In Android 4.x and lower, Fresco puts images in a special region of Android memory (called ashmem). This lets your application run faster - and suffer the dreaded OutOfMemoryError much less often.

Fresco also supports streaming of JPEGs.


How to set up dependencies in the app level build.gradle file:

dependencies {
    // Your app's other dependencies.
    compile 'com.facebook.fresco:fresco:0.14.1' // Or a newer version if available.

More information can be found here.

Getting Started with Fresco

First, add Fresco to your build.gradle as shown in the Remarks section:

If you need additional features, like animated GIF or WebP support, you have to add the corresponding Fresco artifacts as well.

Fresco needs to be initialized. You should only do this 1 time, so placing the initialization in your Application is a good idea. An example for this would be:

public class MyApplication extends Application {
    public void onCreate() {

If you want to load remote images from a server, your app needs the internt permission. Simply add it to your AndroidManifest.xml:

<uses-permission android:name="android.permission.INTERNET" />

Then, add a SimpleDraweeView to your XML layout.
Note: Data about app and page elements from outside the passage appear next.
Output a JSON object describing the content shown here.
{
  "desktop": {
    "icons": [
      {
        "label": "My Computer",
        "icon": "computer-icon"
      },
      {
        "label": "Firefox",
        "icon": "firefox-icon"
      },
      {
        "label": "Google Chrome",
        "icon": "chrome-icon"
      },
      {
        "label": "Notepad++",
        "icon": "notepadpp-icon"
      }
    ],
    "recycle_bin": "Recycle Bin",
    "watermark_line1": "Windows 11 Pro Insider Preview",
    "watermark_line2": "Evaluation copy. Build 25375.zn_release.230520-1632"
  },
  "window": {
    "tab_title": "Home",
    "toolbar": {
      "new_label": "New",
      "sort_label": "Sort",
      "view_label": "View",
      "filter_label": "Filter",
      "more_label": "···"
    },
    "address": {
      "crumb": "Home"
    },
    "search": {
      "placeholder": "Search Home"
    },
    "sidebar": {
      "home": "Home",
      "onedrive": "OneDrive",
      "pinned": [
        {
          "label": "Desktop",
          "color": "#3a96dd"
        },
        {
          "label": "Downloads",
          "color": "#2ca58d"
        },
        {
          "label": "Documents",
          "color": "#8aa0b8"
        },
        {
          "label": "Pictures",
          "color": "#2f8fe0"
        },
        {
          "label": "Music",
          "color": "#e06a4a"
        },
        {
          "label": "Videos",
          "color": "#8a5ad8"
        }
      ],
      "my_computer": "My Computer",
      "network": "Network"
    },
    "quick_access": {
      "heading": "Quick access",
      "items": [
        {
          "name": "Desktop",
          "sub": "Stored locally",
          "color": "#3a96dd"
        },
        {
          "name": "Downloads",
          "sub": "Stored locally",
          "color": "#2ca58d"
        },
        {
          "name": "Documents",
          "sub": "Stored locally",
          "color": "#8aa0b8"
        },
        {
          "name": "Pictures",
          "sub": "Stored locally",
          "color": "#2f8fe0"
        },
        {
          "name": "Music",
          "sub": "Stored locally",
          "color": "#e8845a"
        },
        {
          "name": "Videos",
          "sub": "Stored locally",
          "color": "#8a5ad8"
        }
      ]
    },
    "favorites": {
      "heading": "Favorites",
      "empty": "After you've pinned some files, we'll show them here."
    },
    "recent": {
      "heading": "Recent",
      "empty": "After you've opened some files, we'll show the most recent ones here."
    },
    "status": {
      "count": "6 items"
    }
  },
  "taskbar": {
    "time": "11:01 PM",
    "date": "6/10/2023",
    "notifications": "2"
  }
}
Fresco does not support wrap_content for image dimensions since you might have multiple images with different dimensions (placeholder image, error image, actual image, ...).

So you can either add a SimpleDraweeView with fixed dimensions (or match_parent):

    fresco:placeholderImage="@drawable/placeholder" />

Or supply an aspect ratio for your image:

    fresco:placeholderImage="@drawable/placeholder" />

Finally, you can set your image URI in Java:

SimpleDraweeView draweeView = (SimpleDraweeView) findViewById(;

That's it! You should see your placeholder drawable until the network image has been fetched.

Using OkHttp 3 with Fresco

First, in addition to the normal Fresco Gradle dependency, you have to add the OkHttp 3 dependency to your build.gradle:

compile "com.facebook.fresco:imagepipeline-okhttp3:1.2.0" // Or a newer version.

When you initialize Fresco (usually in your custom Application implementation), you can now specify your OkHttp client:

OkHttpClient okHttpClient = new OkHttpClient(); // Build on your own OkHttpClient.

Context context = ... // Your Application context.
ImagePipelineConfig config = OkHttpImagePipelineConfigFactory
        .newBuilder(context, okHttpClient)
Fresco.initialize(context, config);

JPEG Streaming with Fresco using DraweeController

This example assumes that you have already added Fresco to your app (see this example):

SimpleDraweeView img = new SimpleDraweeView(context);
ImageRequest request = ImageRequestBuilder
        .setProgressiveRenderingEnabled(true) // This is where the magic happens.

DraweeController controller = Fresco.newDraweeControllerBuilder()
        .setOldController(img.getController()) // Get the current controller from our SimpleDraweeView.

img.setController(controller); // Set the new controller to the SimpleDraweeView to enable progressive JPEGs.